I actually read what’s written on sweatshirts and T-shirts, and I also carefully examine the logos on apparel. They say a lot about both our culture and the wearer—likewise, bumper stickers. Some of the messages are conscious and deliberate and some are unconscious.
Anyway, many years ago I worked with a therapist a couple years older who was deeply into Transactional Analysis (TA). That’s the “Games People Play” and “I’m Ok–You’re OK” therapeutic model. Apparently who I was at that stage of my life bugged this lady because she’d take potshots at me from time to time. Perhaps she was just bitter because she was very unattractive and she knew I viewed her as such.
In TA they used to speak of what was written on one’s imaginary sweatshirt. What was written on the front was how you presented yourself to the world. And then what was written on the back was how you left folks. Penny said my sweatshirt announced, “Turn me on.” And on the back it said, “I knew you couldn’t.” I realized it was a put-down, but sadly, also insightful and funny. I took it to heart. Though, that was not Penny’s intention, I think God was telling me something. This was circa 1971, and I realize that while I’ve become a more mature and kinder person part of that message probably still has some validity.
Memorable bumper stickers:
Possibly the cleverest ever was spied by me many years ago on I-75 in Tennessee. I’m a fairly slow, safe driver. If I pass someone on the Interstate it’s likely because they are driving really, really slow. I tend to chug along in the right lane a respectful distance from the car ahead of me. I do this because there are fewer decisions to make and also it gives me more of an opportunity to look at the scenery and daydream. Generally, if they slow down, I slow down. This used to drive my wife crazy. . . but that’s another story.
Anyway, its circa 1981 and I’m chugging on up I-75 for my annual August vacation to visit family up North, and I gradually creep up on an old beater of a Pontiac going barely 55. As I pass him I notice on the left rear bumper: “Speed on Brother, Hell ain’t half full.”
It was funny and in a way terribly profound. I’ve never seen another with the same message.
The next best one was flat out hysterical and also unique.
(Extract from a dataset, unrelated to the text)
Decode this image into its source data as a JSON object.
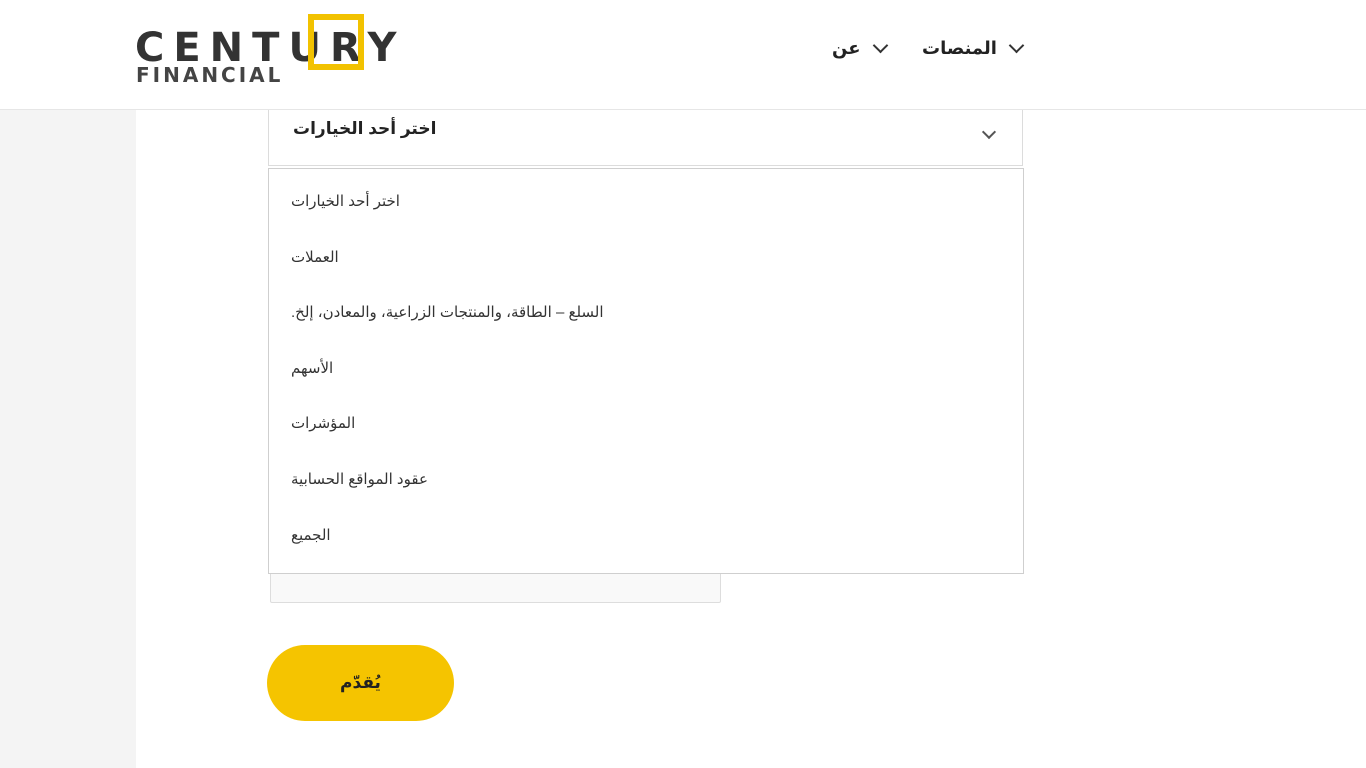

I’m going thru a Mickey D’s drive thru in Sanford. Central Floridians will best grasp the significance of that. Anyway, on the rear bumper of the pickup ahead of me: “I was going to work today. . . but the voices told me to stay home and clean my gun.”
I could barely keep my Happy Meal down from snorting the Diet Coke.
And then there is the one heading this article. Yes, that’s me circa 1972 holding the bumper sticker that reads: “Support Mental Health. . . or I’ll Kill You” I never actually put that one on my car. It was too good and so it was stuck to my bulletin board in my office at the Illinois Dept of Mental Health in Rockford. I have no idea what happened to it—somebody likely filched it.
Back in the early-90s I worked at a Devereux clinic. Our clients were largely Medicaid kids from poor families. Those who weren’t black or Hispanic were white rednecks. One of the mother’s that I worked with won a shock-jock’s radio station’s “Big Butt” contest. Well, it was something that set her apart from the crowd and she (sadly) was rather proud of this distinction.
There was another redneck woman who dutifully brought her two young children to their counseling appt every week. They weren’t my clients so I didn’t know their story, but many of our kids were victims of abuse and neglect—but mostly just kids of adults with the lowest common denominator in values and parenting skills. On this mother’s back bumper were two signs: “I may be a mean, evil bitch. . . but at least I’m good at it.” and on the other side of the bumper: “I’d slap you. . . but shit splatters.”
Even as cynical as I was at that stage of my life those messages left me immeasurably sad, and I will forever be haunted wondering who those two kids grew up to be.